Start of Source data
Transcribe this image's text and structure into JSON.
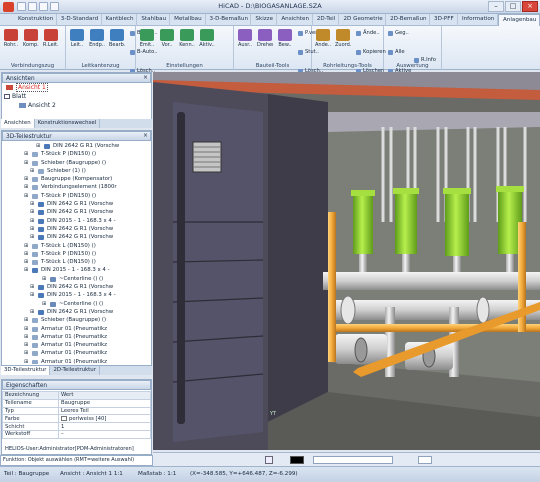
{
  "window": {
    "title": "HiCAD - D:\\BIOGASANLAGE.SZA",
    "minimize": "–",
    "maximize": "□",
    "close": "×"
  },
  "tabs": [
    "Konstruktion",
    "3-D-Standard",
    "Kantblech",
    "Stahlbau",
    "Metallbau",
    "3-D-Bemaßun",
    "Skizze",
    "Ansichten",
    "2D-Teil",
    "2D Geometrie",
    "2D-Bemaßun",
    "3D-PFF",
    "Information",
    "Anlagenbau"
  ],
  "active_tab": "Anlagenbau",
  "ribbon": {
    "groups": [
      {
        "label": "Verbindungszug",
        "buttons": [
          "Rohr..",
          "Komp..",
          "R.Leit.."
        ],
        "color": "#c9423a"
      },
      {
        "label": "Leitkantenzug",
        "buttons": [
          "Leit..",
          "Endp..",
          "Bearb.."
        ],
        "color": "#3f7fc0"
      },
      {
        "label": "Einstellungen",
        "buttons": [
          "Emit..",
          "Vor..",
          "Kenn..",
          "Aktiv.."
        ],
        "color": "#3a9a5a"
      },
      {
        "label": "Bauteil-Tools",
        "buttons": [
          "Ausr..",
          "Drehen",
          "Bew.."
        ],
        "color": "#8a5fc0"
      },
      {
        "label": "Rohrleitungs-Tools",
        "buttons": [
          "Ände..",
          "Zuord.."
        ],
        "color": "#c08a2a"
      },
      {
        "label": "Auswertung",
        "buttons": [],
        "color": "#3f7fc0"
      }
    ],
    "small_items": [
      "B-Auto..",
      "B-Auto..",
      "Lösch..",
      "P.ver..",
      "Stut..",
      "Lösch..",
      "Ände..",
      "Kopieren",
      "Löschen",
      "Geg..",
      "Alle",
      "Aktive",
      "R.Info",
      "R.Info",
      "B.Info"
    ]
  },
  "views_panel": {
    "title": "Ansichten",
    "items": [
      "Ansicht 1",
      "Blatt",
      "Ansicht 2"
    ]
  },
  "views_tabs": [
    "Ansichten",
    "Konstruktionswechsel"
  ],
  "tree_panel": {
    "title": "3D-Teilestruktur",
    "rows": [
      {
        "indent": 7,
        "text": "DIN 2642 G R1 (Vorschw",
        "color": "#4a78b8"
      },
      {
        "indent": 5,
        "text": "T-Stück P (DN150) ()",
        "color": "#8fa7c8"
      },
      {
        "indent": 5,
        "text": "Schieber (Baugruppe) ()",
        "color": "#8fa7c8"
      },
      {
        "indent": 6,
        "text": "Schieber (1) ()",
        "color": "#8fa7c8"
      },
      {
        "indent": 5,
        "text": "Baugruppe (Kompensator)",
        "color": "#8fa7c8"
      },
      {
        "indent": 5,
        "text": "Verbindungselement (1800r",
        "color": "#8fa7c8"
      },
      {
        "indent": 5,
        "text": "T-Stück P (DN150) ()",
        "color": "#8fa7c8"
      },
      {
        "indent": 6,
        "text": "DIN 2642 G R1 (Vorschw",
        "color": "#4a78b8"
      },
      {
        "indent": 6,
        "text": "DIN 2642 G R1 (Vorschw",
        "color": "#4a78b8"
      },
      {
        "indent": 6,
        "text": "DIN 2015 - 1 - 168.3 x 4 -",
        "color": "#4a78b8"
      },
      {
        "indent": 6,
        "text": "DIN 2642 G R1 (Vorschw",
        "color": "#4a78b8"
      },
      {
        "indent": 6,
        "text": "DIN 2642 G R1 (Vorschw",
        "color": "#4a78b8"
      },
      {
        "indent": 5,
        "text": "T-Stück L (DN150) ()",
        "color": "#8fa7c8"
      },
      {
        "indent": 5,
        "text": "T-Stück P (DN150) ()",
        "color": "#8fa7c8"
      },
      {
        "indent": 5,
        "text": "T-Stück L (DN150) ()",
        "color": "#8fa7c8"
      },
      {
        "indent": 5,
        "text": "DIN 2015 - 1 - 168.3 x 4 -",
        "color": "#4a78b8"
      },
      {
        "indent": 8,
        "text": "~Centerline () ()",
        "color": "#6a8ab8"
      },
      {
        "indent": 6,
        "text": "DIN 2642 G R1 (Vorschw",
        "color": "#4a78b8"
      },
      {
        "indent": 6,
        "text": "DIN 2015 - 1 - 168.3 x 4 -",
        "color": "#4a78b8"
      },
      {
        "indent": 8,
        "text": "~Centerline () ()",
        "color": "#6a8ab8"
      },
      {
        "indent": 6,
        "text": "DIN 2642 G R1 (Vorschw",
        "color": "#4a78b8"
      },
      {
        "indent": 5,
        "text": "Schieber (Baugruppe) ()",
        "color": "#8fa7c8"
      },
      {
        "indent": 5,
        "text": "Armatur 01 (Pneumatikz",
        "color": "#8fa7c8"
      },
      {
        "indent": 5,
        "text": "Armatur 01 (Pneumatikz",
        "color": "#8fa7c8"
      },
      {
        "indent": 5,
        "text": "Armatur 01 (Pneumatikz",
        "color": "#8fa7c8"
      },
      {
        "indent": 5,
        "text": "Armatur 01 (Pneumatikz",
        "color": "#8fa7c8"
      },
      {
        "indent": 5,
        "text": "Armatur 01 (Pneumatikz",
        "color": "#8fa7c8"
      }
    ]
  },
  "tree_tabs": [
    "3D-Teilestruktur",
    "2D-Teilestruktur"
  ],
  "properties": {
    "title": "Eigenschaften",
    "header": [
      "Bezeichnung",
      "Wert"
    ],
    "rows": [
      [
        "Teilename",
        "Baugruppe"
      ],
      [
        "Typ",
        "Leeres Teil"
      ],
      [
        "Farbe",
        "perlweiss [40]"
      ],
      [
        "Schicht",
        "1"
      ],
      [
        "Werkstoff",
        "–"
      ]
    ],
    "footer": "HELIOS-User:Administrator[PDM-Administratoren]"
  },
  "command_line": {
    "text": "Funktion: Objekt auswählen (RMT=weitere Auswahl)"
  },
  "status": {
    "part": "Teil : Baugruppe",
    "view": "Ansicht : Ansicht 1 1:1",
    "scale": "Maßstab : 1:1",
    "coords": "(X=-348.585, Y=+646.487, Z=-6.299)"
  },
  "colors": {
    "pipe": "#f2a93a",
    "valve": "#8bd12a",
    "wall": "#4e4c5c",
    "gray_pipe": "#c9c9c9"
  }
}
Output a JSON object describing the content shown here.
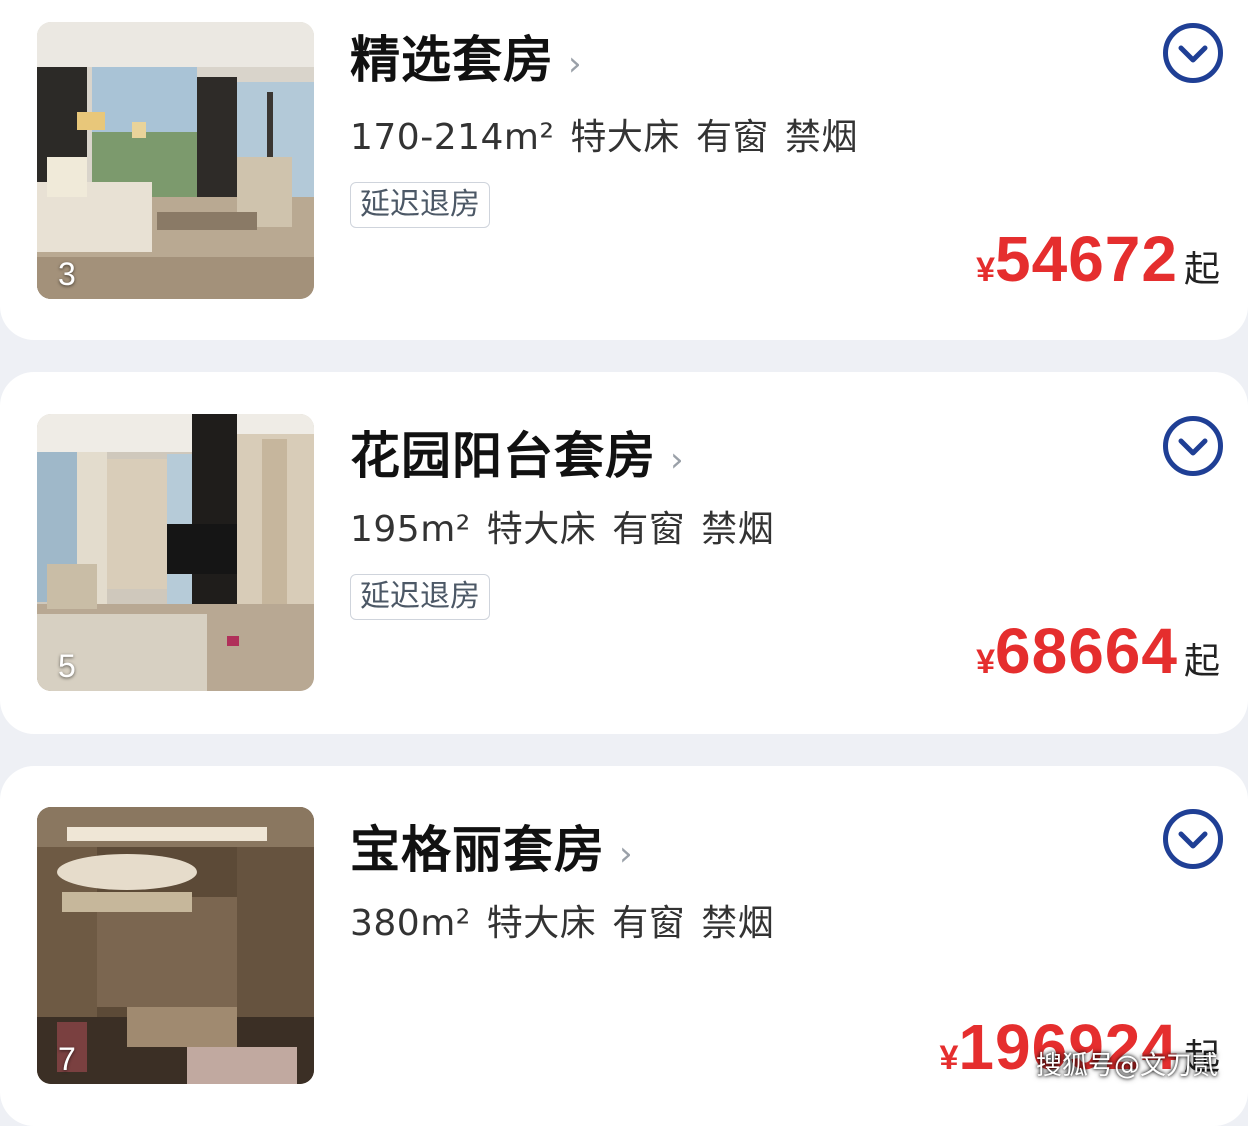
{
  "rooms": [
    {
      "title": "精选套房",
      "photo_count": "3",
      "size": "170-214m²",
      "bed": "特大床",
      "window": "有窗",
      "smoking": "禁烟",
      "tag": "延迟退房",
      "price_currency": "¥",
      "price": "54672",
      "price_suffix": "起"
    },
    {
      "title": "花园阳台套房",
      "photo_count": "5",
      "size": "195m²",
      "bed": "特大床",
      "window": "有窗",
      "smoking": "禁烟",
      "tag": "延迟退房",
      "price_currency": "¥",
      "price": "68664",
      "price_suffix": "起"
    },
    {
      "title": "宝格丽套房",
      "photo_count": "7",
      "size": "380m²",
      "bed": "特大床",
      "window": "有窗",
      "smoking": "禁烟",
      "price_currency": "¥",
      "price": "196924",
      "price_suffix": "起"
    }
  ],
  "icons": {
    "title_chevron": "chevron-right-icon",
    "expand": "chevron-down-circle-icon"
  },
  "colors": {
    "price": "#e52e2e",
    "accent": "#1f3f95",
    "background": "#eef0f5"
  },
  "watermark": "搜狐号@文刀贰"
}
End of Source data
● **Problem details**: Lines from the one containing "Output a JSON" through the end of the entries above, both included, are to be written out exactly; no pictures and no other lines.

● **Task answer**:
Output a JSON object describing the content shown here.
{
  "rooms": [
    {
      "title": "精选套房",
      "photo_count": "3",
      "size": "170-214m²",
      "bed": "特大床",
      "window": "有窗",
      "smoking": "禁烟",
      "tag": "延迟退房",
      "price_currency": "¥",
      "price": "54672",
      "price_suffix": "起"
    },
    {
      "title": "花园阳台套房",
      "photo_count": "5",
      "size": "195m²",
      "bed": "特大床",
      "window": "有窗",
      "smoking": "禁烟",
      "tag": "延迟退房",
      "price_currency": "¥",
      "price": "68664",
      "price_suffix": "起"
    },
    {
      "title": "宝格丽套房",
      "photo_count": "7",
      "size": "380m²",
      "bed": "特大床",
      "window": "有窗",
      "smoking": "禁烟",
      "price_currency": "¥",
      "price": "196924",
      "price_suffix": "起"
    }
  ],
  "icons": {
    "title_chevron": "chevron-right-icon",
    "expand": "chevron-down-circle-icon"
  },
  "colors": {
    "price": "#e52e2e",
    "accent": "#1f3f95",
    "background": "#eef0f5"
  },
  "watermark": "搜狐号@文刀贰"
}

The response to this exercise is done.